| PROBLEM REQUIREMENTS |
Go through the records, and copy each line in which the string "text" is present.

| SUPPLIED INFORMATION |
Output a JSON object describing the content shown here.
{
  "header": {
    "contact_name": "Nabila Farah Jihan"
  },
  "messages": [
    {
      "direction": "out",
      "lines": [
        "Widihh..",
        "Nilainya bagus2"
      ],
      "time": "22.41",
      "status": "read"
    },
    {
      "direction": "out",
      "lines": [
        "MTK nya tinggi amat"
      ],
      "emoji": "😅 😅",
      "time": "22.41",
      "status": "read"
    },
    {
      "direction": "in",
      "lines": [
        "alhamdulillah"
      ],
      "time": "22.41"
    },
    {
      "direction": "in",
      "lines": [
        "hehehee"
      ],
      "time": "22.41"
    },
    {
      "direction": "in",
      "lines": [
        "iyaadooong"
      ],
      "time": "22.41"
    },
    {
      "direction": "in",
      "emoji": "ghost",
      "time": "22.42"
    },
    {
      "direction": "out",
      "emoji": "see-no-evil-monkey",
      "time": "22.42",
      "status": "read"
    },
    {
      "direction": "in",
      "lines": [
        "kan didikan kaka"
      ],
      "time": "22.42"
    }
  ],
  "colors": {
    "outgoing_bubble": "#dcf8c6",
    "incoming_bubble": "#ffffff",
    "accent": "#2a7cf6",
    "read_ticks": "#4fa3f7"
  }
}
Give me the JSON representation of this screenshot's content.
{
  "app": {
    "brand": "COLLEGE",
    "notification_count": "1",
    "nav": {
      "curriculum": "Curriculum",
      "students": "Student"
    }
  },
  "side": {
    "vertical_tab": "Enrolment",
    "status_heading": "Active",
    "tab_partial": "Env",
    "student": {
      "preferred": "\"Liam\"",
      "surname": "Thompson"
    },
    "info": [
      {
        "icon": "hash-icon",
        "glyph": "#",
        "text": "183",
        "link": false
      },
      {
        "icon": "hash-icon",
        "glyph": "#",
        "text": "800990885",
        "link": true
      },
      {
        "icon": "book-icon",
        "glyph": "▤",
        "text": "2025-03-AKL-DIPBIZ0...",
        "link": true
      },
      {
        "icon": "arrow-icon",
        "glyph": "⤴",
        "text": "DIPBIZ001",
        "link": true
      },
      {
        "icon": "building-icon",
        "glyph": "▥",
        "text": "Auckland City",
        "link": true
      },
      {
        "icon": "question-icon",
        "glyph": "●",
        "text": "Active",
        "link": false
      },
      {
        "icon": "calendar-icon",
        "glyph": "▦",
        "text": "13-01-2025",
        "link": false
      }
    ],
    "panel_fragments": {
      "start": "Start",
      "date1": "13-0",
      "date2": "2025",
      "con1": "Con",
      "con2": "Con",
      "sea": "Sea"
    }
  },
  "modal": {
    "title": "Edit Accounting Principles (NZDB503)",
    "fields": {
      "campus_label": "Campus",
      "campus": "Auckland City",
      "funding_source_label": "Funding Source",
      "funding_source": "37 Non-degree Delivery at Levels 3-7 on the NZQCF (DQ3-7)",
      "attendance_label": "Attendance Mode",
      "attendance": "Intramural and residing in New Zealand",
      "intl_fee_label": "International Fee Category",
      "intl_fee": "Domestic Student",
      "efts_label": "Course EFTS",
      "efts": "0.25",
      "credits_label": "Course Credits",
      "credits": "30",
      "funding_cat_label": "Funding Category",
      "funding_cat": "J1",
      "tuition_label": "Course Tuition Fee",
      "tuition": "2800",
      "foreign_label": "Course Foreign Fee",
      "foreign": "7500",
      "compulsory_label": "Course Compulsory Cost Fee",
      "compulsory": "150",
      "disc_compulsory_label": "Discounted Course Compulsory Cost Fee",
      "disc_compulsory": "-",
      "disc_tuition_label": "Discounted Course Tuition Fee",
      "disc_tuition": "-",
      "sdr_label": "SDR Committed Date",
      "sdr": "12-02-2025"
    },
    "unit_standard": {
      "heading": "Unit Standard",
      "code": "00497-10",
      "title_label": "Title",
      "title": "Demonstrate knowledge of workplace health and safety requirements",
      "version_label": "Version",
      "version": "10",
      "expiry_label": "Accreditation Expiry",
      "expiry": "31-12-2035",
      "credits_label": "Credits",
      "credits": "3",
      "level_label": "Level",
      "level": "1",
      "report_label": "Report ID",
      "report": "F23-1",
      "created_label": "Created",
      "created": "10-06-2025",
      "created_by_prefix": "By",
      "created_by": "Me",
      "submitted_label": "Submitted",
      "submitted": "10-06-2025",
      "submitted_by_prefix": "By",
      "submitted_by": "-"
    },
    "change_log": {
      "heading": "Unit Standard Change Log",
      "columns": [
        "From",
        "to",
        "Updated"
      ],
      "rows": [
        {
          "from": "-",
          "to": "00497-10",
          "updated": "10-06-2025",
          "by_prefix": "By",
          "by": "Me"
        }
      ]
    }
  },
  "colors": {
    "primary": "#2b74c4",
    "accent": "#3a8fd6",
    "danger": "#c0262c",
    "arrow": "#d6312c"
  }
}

| SOLUTION TO THE PROBLEM |
        "text": "183",
        "text": "800990885",
        "text": "2025-03-AKL-DIPBIZ0...",
        "text": "DIPBIZ001",
        "text": "Auckland City",
        "text": "Active",
        "text": "13-01-2025",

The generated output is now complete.